Dataset records:
===============

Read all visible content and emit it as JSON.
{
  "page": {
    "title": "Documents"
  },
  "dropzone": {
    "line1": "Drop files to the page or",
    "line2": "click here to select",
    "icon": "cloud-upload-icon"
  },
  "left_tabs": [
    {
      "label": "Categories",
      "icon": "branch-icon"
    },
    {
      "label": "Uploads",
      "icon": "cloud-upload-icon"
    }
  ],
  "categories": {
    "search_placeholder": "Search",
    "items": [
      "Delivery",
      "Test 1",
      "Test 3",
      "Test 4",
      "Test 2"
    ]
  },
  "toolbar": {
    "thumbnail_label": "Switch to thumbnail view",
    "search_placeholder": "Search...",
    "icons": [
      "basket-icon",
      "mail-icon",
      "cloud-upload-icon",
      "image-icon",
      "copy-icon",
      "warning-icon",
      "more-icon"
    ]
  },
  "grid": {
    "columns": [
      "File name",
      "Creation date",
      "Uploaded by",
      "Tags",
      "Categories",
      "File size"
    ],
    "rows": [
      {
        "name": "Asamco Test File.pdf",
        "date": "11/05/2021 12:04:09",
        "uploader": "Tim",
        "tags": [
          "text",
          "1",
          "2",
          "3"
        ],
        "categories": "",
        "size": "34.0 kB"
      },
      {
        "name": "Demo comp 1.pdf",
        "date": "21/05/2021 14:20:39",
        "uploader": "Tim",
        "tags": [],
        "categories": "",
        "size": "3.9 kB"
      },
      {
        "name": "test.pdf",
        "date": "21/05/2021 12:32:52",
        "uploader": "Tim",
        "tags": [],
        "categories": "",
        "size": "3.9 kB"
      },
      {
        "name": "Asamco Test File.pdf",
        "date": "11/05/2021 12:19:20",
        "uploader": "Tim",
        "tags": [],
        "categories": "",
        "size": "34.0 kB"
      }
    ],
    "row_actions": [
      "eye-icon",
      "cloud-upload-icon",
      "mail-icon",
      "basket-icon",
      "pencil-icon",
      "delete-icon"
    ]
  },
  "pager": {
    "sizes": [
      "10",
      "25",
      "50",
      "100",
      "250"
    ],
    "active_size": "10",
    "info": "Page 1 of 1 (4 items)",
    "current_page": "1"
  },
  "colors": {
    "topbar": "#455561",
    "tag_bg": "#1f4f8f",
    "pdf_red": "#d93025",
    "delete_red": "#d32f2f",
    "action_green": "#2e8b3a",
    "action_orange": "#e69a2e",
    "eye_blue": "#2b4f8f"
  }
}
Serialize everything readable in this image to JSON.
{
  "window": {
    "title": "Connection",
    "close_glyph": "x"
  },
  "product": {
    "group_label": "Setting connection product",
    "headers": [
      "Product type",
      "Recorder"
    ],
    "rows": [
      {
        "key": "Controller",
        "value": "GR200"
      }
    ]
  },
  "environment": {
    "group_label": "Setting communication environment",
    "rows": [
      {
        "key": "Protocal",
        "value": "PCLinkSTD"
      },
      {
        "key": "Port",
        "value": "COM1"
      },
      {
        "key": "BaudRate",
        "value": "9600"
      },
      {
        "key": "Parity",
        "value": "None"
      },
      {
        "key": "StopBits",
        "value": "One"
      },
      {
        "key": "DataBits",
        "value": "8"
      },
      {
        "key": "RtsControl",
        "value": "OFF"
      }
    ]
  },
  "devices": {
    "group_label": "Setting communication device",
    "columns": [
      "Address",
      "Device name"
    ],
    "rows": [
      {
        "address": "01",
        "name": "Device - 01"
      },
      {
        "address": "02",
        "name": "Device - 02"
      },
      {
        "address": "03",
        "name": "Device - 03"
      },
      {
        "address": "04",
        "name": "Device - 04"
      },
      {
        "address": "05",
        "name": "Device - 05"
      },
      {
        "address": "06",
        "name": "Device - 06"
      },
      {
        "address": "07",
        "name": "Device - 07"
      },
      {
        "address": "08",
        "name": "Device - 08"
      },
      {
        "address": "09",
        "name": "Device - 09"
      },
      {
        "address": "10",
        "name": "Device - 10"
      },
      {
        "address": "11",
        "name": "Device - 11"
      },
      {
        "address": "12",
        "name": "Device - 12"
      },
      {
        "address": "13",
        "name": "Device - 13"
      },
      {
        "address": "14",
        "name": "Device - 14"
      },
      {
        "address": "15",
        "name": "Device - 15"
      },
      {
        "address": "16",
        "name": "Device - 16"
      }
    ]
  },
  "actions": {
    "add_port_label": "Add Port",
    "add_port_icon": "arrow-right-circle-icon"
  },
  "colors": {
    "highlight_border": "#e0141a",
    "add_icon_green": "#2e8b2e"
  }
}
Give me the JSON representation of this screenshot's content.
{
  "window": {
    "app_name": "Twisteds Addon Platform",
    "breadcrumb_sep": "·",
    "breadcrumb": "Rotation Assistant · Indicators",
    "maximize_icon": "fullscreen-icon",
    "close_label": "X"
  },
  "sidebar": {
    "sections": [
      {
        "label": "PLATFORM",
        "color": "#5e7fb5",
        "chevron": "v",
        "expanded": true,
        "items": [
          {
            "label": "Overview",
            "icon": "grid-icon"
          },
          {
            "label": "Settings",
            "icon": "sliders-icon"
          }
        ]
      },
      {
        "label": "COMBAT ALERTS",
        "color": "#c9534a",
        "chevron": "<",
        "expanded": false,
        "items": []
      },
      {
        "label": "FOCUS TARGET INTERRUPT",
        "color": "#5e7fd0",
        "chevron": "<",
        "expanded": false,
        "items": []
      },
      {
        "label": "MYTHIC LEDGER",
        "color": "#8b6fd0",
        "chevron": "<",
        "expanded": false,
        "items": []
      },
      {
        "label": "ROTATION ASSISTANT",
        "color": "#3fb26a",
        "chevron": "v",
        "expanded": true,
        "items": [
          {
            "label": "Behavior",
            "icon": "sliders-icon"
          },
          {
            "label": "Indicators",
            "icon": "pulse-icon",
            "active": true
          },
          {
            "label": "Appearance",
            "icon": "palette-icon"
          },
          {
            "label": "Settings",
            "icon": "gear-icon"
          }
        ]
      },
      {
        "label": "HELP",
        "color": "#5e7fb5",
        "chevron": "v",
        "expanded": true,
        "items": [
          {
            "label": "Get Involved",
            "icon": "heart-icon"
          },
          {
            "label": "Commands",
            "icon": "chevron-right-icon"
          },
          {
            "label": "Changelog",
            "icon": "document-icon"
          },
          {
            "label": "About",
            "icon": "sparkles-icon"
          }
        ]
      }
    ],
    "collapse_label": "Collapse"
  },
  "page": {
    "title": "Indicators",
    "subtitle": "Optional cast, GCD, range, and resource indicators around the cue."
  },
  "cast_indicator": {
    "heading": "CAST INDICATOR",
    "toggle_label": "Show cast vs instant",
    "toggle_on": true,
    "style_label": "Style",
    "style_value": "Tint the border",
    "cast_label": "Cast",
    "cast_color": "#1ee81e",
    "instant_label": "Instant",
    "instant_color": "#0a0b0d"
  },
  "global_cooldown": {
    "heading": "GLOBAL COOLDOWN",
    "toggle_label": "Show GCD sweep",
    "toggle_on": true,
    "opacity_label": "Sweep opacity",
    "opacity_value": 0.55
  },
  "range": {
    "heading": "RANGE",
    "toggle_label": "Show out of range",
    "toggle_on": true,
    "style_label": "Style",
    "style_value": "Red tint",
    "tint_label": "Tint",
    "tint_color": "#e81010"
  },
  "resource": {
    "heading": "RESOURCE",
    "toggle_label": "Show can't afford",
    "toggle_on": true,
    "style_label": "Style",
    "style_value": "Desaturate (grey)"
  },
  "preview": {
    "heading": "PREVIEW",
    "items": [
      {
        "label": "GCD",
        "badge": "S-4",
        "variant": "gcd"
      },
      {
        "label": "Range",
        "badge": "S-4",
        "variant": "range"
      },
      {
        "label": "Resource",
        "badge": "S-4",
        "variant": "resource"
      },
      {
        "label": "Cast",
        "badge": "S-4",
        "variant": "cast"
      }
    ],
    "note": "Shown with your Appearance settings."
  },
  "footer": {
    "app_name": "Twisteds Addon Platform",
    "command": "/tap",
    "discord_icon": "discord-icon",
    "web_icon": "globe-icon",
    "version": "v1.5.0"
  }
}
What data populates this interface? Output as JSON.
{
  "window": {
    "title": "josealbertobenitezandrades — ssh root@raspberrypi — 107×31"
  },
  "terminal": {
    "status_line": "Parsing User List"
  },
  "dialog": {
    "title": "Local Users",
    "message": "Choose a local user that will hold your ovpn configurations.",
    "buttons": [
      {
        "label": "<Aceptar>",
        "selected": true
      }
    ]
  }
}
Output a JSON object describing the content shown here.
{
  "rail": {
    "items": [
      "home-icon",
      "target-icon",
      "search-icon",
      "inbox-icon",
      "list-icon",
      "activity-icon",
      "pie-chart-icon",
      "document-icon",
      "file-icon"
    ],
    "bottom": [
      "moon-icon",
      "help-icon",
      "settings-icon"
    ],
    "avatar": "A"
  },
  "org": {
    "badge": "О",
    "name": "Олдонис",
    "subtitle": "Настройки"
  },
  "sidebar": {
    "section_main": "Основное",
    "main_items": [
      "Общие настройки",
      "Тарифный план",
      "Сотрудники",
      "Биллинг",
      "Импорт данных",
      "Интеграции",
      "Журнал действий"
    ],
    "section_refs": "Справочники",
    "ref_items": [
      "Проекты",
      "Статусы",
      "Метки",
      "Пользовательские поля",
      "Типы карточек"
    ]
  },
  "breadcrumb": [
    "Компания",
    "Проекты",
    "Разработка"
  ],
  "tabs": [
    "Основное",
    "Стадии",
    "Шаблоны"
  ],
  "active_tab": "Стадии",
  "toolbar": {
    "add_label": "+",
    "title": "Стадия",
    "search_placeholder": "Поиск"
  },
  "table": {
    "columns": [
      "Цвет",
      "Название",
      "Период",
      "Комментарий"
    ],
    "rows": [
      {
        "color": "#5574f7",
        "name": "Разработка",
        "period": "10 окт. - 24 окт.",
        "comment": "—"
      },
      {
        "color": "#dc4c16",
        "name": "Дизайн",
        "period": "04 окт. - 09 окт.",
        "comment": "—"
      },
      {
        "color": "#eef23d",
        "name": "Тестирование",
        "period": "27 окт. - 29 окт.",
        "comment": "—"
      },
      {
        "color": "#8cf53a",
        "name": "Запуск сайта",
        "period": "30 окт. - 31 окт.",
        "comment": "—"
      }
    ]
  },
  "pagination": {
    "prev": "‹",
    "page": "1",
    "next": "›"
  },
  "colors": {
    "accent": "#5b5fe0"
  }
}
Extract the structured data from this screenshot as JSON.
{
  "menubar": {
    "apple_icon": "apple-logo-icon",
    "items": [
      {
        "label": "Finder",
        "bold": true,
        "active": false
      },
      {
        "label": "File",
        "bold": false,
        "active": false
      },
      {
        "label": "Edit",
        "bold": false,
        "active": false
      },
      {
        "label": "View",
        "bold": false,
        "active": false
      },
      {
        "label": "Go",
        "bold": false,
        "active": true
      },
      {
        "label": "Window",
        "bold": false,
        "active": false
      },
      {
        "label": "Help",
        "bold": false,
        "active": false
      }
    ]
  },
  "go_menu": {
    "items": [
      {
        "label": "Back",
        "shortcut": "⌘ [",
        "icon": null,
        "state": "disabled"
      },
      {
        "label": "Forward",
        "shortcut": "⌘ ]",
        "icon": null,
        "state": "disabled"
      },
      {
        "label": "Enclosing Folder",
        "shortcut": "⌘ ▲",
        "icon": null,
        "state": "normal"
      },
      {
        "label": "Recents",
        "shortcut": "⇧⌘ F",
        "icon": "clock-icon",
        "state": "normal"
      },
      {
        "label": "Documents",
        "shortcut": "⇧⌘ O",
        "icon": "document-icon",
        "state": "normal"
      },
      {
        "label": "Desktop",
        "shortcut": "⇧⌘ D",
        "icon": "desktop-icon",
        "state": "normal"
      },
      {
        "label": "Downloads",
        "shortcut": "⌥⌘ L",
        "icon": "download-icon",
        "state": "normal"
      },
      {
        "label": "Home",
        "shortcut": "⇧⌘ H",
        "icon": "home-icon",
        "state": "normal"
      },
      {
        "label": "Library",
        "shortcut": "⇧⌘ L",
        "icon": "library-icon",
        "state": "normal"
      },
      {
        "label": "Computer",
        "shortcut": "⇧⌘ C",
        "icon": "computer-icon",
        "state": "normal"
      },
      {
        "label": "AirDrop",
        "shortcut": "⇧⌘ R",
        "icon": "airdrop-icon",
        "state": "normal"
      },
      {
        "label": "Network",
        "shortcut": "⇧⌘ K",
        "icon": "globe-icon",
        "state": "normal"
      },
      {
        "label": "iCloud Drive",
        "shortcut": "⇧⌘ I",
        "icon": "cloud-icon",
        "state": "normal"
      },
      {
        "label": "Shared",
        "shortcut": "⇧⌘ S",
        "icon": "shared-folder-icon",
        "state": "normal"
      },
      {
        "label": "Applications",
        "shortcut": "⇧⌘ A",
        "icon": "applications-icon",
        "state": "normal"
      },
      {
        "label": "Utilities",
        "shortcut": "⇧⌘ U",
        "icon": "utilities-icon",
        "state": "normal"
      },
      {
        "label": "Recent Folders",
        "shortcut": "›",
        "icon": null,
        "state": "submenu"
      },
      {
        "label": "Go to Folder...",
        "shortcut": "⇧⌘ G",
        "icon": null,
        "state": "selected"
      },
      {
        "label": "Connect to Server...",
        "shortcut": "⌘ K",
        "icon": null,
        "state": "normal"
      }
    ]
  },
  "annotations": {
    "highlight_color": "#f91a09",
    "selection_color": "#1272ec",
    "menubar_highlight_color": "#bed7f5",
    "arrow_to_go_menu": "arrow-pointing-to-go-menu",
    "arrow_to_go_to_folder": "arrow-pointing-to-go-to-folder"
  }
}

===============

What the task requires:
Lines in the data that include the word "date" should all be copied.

Expected answer:
      "Creation date",
        "date": "11/05/2021 12:04:09",
        "date": "21/05/2021 14:20:39",
        "date": "21/05/2021 12:32:52",
        "date": "11/05/2021 12:19:20",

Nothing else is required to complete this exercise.